Use this URL to cite or link to this record in EThOS:
Title: The Sibling Relationship as a Source of Support inChildhood
Author: Raynor, Alexandra
ISNI:       0000 0004 2678 3429
Awarding Body: University of Sunderland
Current Institution: University of Sunderland
Date of Award: 2008
Availability of Full Text:
Full text unavailable from EThOS. Restricted access.
Please contact the current institution’s library for further details.

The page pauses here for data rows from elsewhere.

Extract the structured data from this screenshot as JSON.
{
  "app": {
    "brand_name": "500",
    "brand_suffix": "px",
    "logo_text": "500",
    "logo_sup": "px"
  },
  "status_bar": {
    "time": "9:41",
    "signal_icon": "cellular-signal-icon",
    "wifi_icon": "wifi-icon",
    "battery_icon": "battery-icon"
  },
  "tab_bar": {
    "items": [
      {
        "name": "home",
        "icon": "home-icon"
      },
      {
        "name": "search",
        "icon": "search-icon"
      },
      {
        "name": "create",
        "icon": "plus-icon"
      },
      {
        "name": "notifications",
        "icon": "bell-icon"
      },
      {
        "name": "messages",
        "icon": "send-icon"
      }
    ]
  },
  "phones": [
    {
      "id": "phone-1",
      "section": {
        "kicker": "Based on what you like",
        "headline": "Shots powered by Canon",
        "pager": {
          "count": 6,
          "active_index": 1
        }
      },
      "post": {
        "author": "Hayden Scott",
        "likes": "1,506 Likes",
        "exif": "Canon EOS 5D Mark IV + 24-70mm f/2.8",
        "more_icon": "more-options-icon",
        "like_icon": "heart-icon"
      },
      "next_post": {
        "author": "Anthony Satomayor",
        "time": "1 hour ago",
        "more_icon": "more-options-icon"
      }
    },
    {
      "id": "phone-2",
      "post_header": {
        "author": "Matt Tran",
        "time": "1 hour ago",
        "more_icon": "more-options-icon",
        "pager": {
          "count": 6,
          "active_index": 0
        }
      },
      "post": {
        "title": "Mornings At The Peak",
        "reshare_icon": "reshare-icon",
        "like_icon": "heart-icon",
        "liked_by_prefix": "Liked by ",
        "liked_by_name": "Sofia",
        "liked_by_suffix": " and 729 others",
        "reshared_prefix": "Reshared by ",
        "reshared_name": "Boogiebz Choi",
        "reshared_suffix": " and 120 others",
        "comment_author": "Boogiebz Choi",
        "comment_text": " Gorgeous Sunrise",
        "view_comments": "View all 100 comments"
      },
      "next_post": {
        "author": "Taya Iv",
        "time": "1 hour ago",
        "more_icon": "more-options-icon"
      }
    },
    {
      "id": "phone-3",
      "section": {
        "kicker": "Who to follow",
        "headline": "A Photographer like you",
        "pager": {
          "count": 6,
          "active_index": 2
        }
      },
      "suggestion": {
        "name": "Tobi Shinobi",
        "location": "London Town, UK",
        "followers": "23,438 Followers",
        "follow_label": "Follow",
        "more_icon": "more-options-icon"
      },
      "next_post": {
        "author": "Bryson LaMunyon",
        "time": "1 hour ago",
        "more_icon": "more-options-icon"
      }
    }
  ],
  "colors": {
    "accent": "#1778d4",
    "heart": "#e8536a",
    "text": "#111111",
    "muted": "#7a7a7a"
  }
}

Traditionally childhood, the sibling relationship and support have all been the domain of psychological, outcome based research. This positivist approach was challenged by the child centred perspective which recognises children as competent social actors negotiating and constructing their relationships and is interested in the perspective of the children. Adopting a child centred approach to investigating support in the sibling relationship .allows us to hear the childrens accounts of how they experience and perceive their relationship and the support within it. A child centred approach was taken throughout the study. Thirty six children from 18 sibling pairs were interviewed at three time points over the academic year. Data was co-produced with the children in a variety of ways as a choice of child centred conversational prompts were available within the interviews. This also allowed the childen to dictate the direction of the interview and take more control. By keeping the emphasis on the children's perspectives during analysis, support emerged strongly as a theme from the data. There were generally two types of support; support acknowledged by at least one member of the dyad and support unacknowledged by both members of the dyad. The acknowledged support the children described included the practical and emotional support they experienced and offered to each other, often in ways which showed just how well they knew each other. The major concern of the children, however, was play. On further investigation it became clear that play was so important to the children because play was the practice through which they constructed and negotiated their sibling relationships. The unacknowledged support that the siblings received was generally in the form of preparation for life. Particularly through conflict and aspects of play the children learned transferable life skills, such as dealing with power issues or competition. A sub group of the younger children also illustrated the importance of demonstrating that life must go on at times of difficulty. By maintaining a child centred perspective to research it is possible to see that the sibling relationship is a significant source of support in childhood in a variety of ways.
Supervisor: Not available Sponsor: Not available
Qualification Name: Not available Qualification Level: Doctoral
EThOS ID:  DOI: Not available